  1. Arrange a trip or slide show so students can study the architectural detail of old buildings in their community. Possible features to note: number of chimneys, number of windows, number of panes in windows, number of stories, decorative detail, etc. Arrange for an architect, or someone familiar with the area's architecture, to talk to the class and answer questions or point out features that might otherwise be missed.
  2. Are there any restored buildings in your community? If so, arrange visits to the sites or invite the persons in charge to class. What were the major problems of restoration? What early and unusual features were uncovered? Can a list he compiled of buildings that are in danger of destruction and that should be preserved? Do students agree with the "experts" about which buildings should he saved? Put together a photographic essay of your town using old photographs from your local newspaper or historic society.
  3. Organize a "toy-making bee" in your classroom. Collect odds and ends of cloth, wood, or leather scraps, thread and buttons, etc. Award a prize for the "simplest" toy, for the "funniest looking" toy, the "most original" toy, etc.
  4. If students are interested in family history, have them interview relatives about when, how, and why the family originally came to Kentucky. Then write a short essay about what they discovered. A simple three or four generation family tree might also be included.
  5. Put together a collection of old Kentucky recipes. Discuss how they are different from today's recipes (language, ingredients, etc.). Talk about why these foods would be appropriate for early Kentucky pioneers (raw materials available, lifestyle, etc.).
  6. Draw pictures or cut out old photographs depicting changes in style of dressing over time. Make into a wall mural or time line.
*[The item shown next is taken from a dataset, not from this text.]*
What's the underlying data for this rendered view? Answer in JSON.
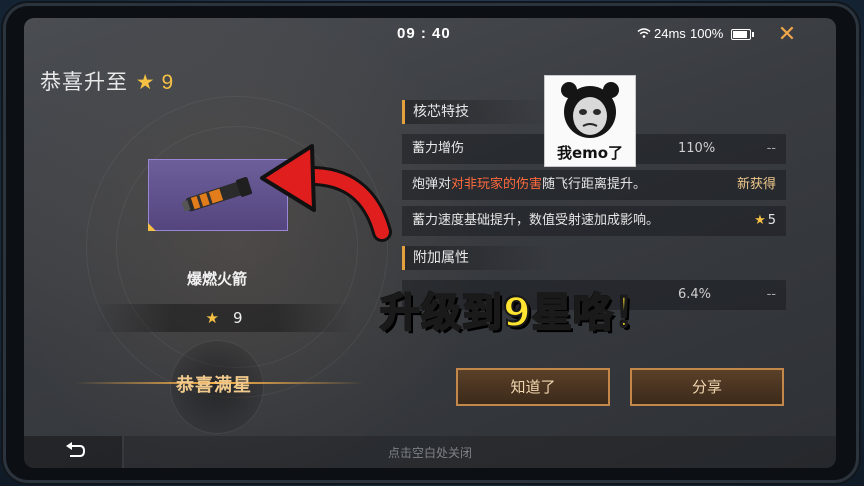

Web Picks

Free and Inexpensive Materials

  • "Dressing-Up in the Past." Kit of turn-of-the-century costume accessories. Loan. KY Museum, WKU, Bowling Green, KY 42101.
  • "Favorite Dolls." Kit of rag, spool, cornhusk, and china dolls. Loan. KY Museum, WKU, Bowling Green, 42101.
  • "Growing-Up Victorian: A Family Activity Book." $.5 booklet. KY Museum, WKU, Bowling Green, KY 42101.
  • "Growing-Up Victorian: At Home." Reproduction objects including toys, games, children's crafts, and a teaching aids package. Loan. KY Museum, WKU, Bowling Green, KY 42101.
  • "Handmade and Store-Bought Toys." Handcrafted wooden playthings and factory-made toys from the past. Loan. KY Museum, WKU, Bowling Green, KY 42101.

Bibliography

Blumenson, John J.G.
Identifying American Architecture: A Pictorial Guide to Styles and Terms, 1600-1945
Nashville, 1977

Cooper, Dorothea C., Editor
Kentucky Hospitality: A 200-Year Tradition
Louisville, 1976.

Coleman, J. Winston, Jr.
Old Homes of the Bluegrass
Lexington, 1950

Fraser, Antonia
A History of Toys
New York, 1966

Horine, Emmet Field, Editor
Pioneer Life in Kentucky 1785-1800
by Daniel Drake, M.D. New York, 1948

McClintock, Inez and Michael
Toys in America
Washington, 1961

*Montell, William Lynwood, and Michael Lynn Morse
Kentucky Folk Architecture
Lexington, 1976

Rifkind, Carol
A Field Guide to American Architecture
New York, 1980

Thomas, James C.
The Log Houses of Kentucky
Antiques (1974), pp. 791-98

*Denotes books from The Kentucky Bicentennial Bookshelf series.